Pinker is a bit of a jerk. He is very dominate by virtue of being a fire hose and he never tempers his pronouncements with even the slightest bit of doubt. Thus you often feel a strong “now just wait a minute there!” emotion when reading or listening to him. All that said it can be fun to go for along for the ride.
I once worked in a team that had gifted it’s self a subscription to an wonderfully foolish supermarket tabloid. We kept in the conference room. Slowly but surely we would, all of us, read every article. And, we came to notice that the fictions reported, entirely with a straight face, in these articles began to enter our brains as if they were true. You’d find your self saying “I read that in Brazil they found … no wait, maybe that wasn’t true … oh nevermind.”
I have exactly that same problem with Pinker, but it’s worse. All I can recall is that at the time I read or heard him explain X I had strong doubts about the argument’s coherence; but now – later – it’s too late.
One thing I liked was that his had a number for frameworks I should take the time to add to my collection. For example Alan Fiske three kinds of relationships:
- Dominance — don’t mess with me
- Commonality — share & share alike
- Reciprocity — business like or tit for tat
It is no end of fun to map those three into some of my other triples (rock, paper, scissors?).
If I actually go look into Alan Fiske’s work I bit it appears there are four kinds; let me quote from here.
P – Market Pricing (MP): Haggling over a commercial transaction between strangers who do not plan to meet repeatedly. Involves bidding, bluffing and countering while keeping one’s true buying limits a secret. Non-personal instrumental exchanges with no self-disclosure.
A – Equality Matching (EM): Equality of exchange over time, a balance of exchanged favours, accruing social debt and obligation when receiving favours, the discharge of debt or gain of credit when giving favours. Tit-for-Tat. Ground rules for peer relationships.
E – Authority Ranking (AR): Negotiated inequality, deciding over time who has more importance, status or dominance over others. Unequal exchange where the dominant obtains resource advantages but accrues an obligation to support or sustain subordinates in some way.
I – Communal Sharing (CS): People contribute what they can and take what they need. Almost always constrained to the inclusive fitness group, nuclear family and sometimes various degrees of extended family, rarely beyond.

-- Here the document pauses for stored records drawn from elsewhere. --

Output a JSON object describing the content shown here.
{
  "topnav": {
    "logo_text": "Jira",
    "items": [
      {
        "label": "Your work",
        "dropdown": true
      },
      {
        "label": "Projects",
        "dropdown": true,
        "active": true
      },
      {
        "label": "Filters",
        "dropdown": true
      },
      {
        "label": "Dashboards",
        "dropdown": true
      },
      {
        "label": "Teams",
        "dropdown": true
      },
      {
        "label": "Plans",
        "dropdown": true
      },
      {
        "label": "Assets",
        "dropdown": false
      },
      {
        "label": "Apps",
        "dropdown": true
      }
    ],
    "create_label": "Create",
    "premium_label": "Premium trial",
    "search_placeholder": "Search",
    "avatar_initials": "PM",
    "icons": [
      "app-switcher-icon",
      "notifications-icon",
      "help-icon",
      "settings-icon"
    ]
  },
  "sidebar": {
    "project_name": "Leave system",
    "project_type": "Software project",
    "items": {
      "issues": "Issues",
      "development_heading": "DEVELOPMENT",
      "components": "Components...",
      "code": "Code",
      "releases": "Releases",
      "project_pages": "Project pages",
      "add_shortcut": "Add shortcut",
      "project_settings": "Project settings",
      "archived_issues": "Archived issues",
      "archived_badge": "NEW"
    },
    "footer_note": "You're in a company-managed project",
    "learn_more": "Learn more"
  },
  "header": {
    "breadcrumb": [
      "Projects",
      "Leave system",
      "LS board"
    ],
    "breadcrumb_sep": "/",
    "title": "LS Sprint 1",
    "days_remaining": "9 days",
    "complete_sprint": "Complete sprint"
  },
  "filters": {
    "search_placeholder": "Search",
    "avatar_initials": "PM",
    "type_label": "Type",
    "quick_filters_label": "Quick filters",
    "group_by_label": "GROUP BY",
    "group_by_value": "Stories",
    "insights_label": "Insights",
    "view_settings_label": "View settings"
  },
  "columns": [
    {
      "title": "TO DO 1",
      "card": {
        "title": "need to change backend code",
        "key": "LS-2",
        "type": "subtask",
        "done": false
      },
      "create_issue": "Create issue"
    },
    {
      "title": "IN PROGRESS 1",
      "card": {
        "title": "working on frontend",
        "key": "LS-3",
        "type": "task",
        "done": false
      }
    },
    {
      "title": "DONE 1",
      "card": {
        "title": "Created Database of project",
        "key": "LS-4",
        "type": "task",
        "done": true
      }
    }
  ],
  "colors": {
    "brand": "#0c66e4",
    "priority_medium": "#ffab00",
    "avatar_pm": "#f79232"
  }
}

In the four reciprocity has been split into two groups; reflecting how very different one shot transactions are from longer term transactional relationships.